Distance: 15 km / 9.5 miles, Ascent: 280 m / 918 ft, Approximate walking time: 4 / 5 hours
You depart Lough Inagh by walking directly from your accommodation via an old road that dates back hundreds or possibly thousands of years. The trail contours the base of the Mamturk Mountains passing some old ruined deserted settlements as you travel. This area is now completely uninhabited and has been since the time of the great famine of 1845.
This is one of the most remote parts of the trail where there is a sense of peace and a great distance from the bustle of modern life and its conflicts. As you descend into the village of Leenaun, some great views will open up to you of Ireland’s only fjord “Killary Fjord”. Glaciers moving off the mountains over ten thousand years ago carved this fjord from the underlying rock and were subsequently filled by the Atlantic Ocean.
Your day finishes in Leenaun, a village nestling on the shore of Killary Harbour and backed by the mountains. Leenaun was brought to fame because of the famous John B. Keane literary work “The Field”, first performed in 1965. It was adapted into a film in 1990 by Jim Sheridan. It tells the story of a family and a community torn apart by conflicts over the ownership and control of land, a theme very common in Irish history. You will stay overnight in Leenaun.

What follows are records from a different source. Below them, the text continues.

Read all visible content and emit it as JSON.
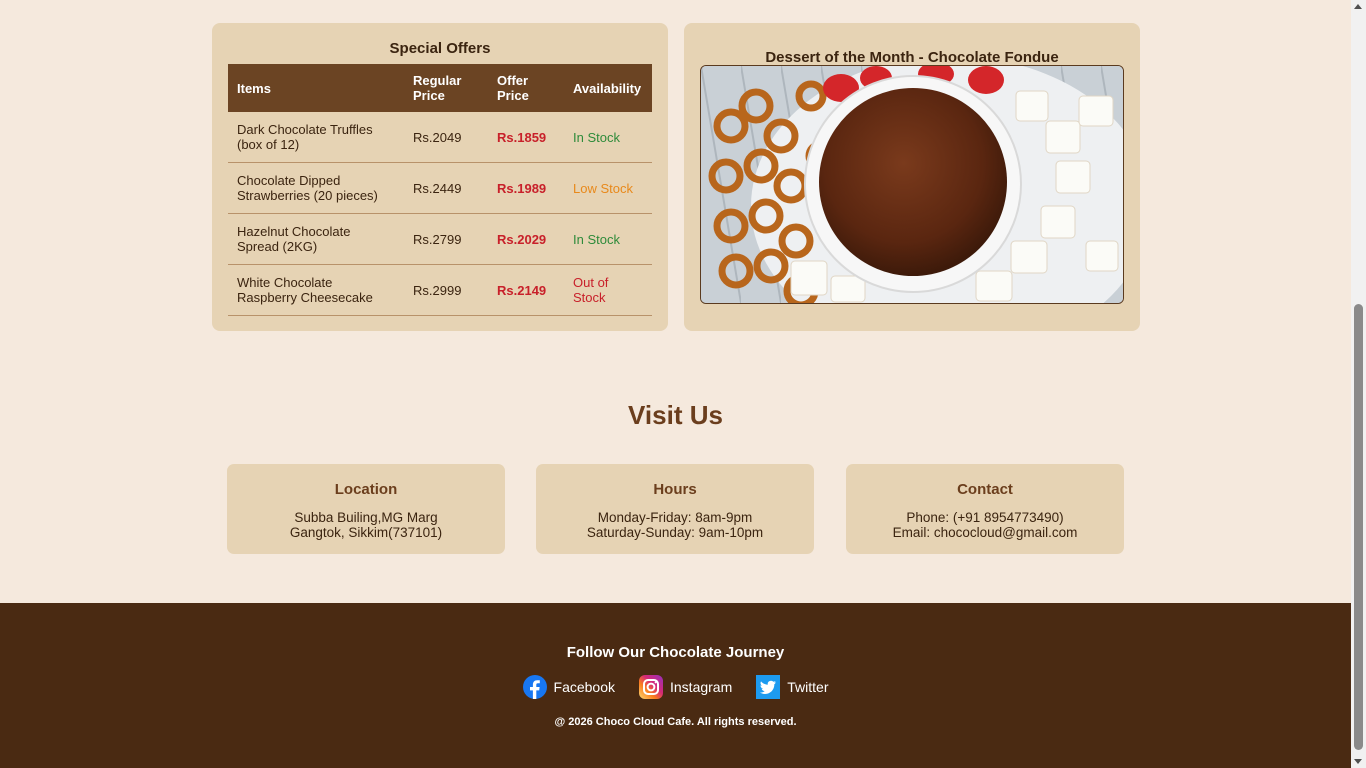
{
  "offers": {
    "title": "Special Offers",
    "headers": [
      "Items",
      "Regular Price",
      "Offer Price",
      "Availability"
    ],
    "rows": [
      {
        "item": "Dark Chocolate Truffles (box of 12)",
        "regular": "Rs.2049",
        "offer": "Rs.1859",
        "availability": "In Stock",
        "status": "instock"
      },
      {
        "item": "Chocolate Dipped Strawberries (20 pieces)",
        "regular": "Rs.2449",
        "offer": "Rs.1989",
        "availability": "Low Stock",
        "status": "lowstock"
      },
      {
        "item": "Hazelnut Chocolate Spread (2KG)",
        "regular": "Rs.2799",
        "offer": "Rs.2029",
        "availability": "In Stock",
        "status": "instock"
      },
      {
        "item": "White Chocolate Raspberry Cheesecake",
        "regular": "Rs.2999",
        "offer": "Rs.2149",
        "availability": "Out of Stock",
        "status": "outstock"
      }
    ]
  },
  "dessert": {
    "title": "Dessert of the Month - Chocolate Fondue"
  },
  "visit": {
    "title": "Visit Us",
    "cards": [
      {
        "title": "Location",
        "lines": [
          "Subba Builing,MG Marg",
          "Gangtok, Sikkim(737101)"
        ]
      },
      {
        "title": "Hours",
        "lines": [
          "Monday-Friday: 8am-9pm",
          "Saturday-Sunday: 9am-10pm"
        ]
      },
      {
        "title": "Contact",
        "lines": [
          "Phone: (+91 8954773490)",
          "Email: chococloud@gmail.com"
        ]
      }
    ]
  },
  "footer": {
    "follow_title": "Follow Our Chocolate Journey",
    "socials": [
      {
        "label": "Facebook",
        "icon": "facebook-icon"
      },
      {
        "label": "Instagram",
        "icon": "instagram-icon"
      },
      {
        "label": "Twitter",
        "icon": "twitter-icon"
      }
    ],
    "copyright": "@ 2026 Choco Cloud Cafe. All rights reserved."
  },
  "colors": {
    "page_bg": "#f5e9dd",
    "panel_bg": "#e6d3b4",
    "table_header": "#6b4423",
    "footer_bg": "#4a2a12",
    "offer_price": "#c8202a",
    "in_stock": "#2e8b3a",
    "low_stock": "#e8891b"
  }
}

Distance: 14 km / 8.5 miles, Ascent: 85 m / 278 ft, Approximate walking time: 4 / 5 hours
Depart for home.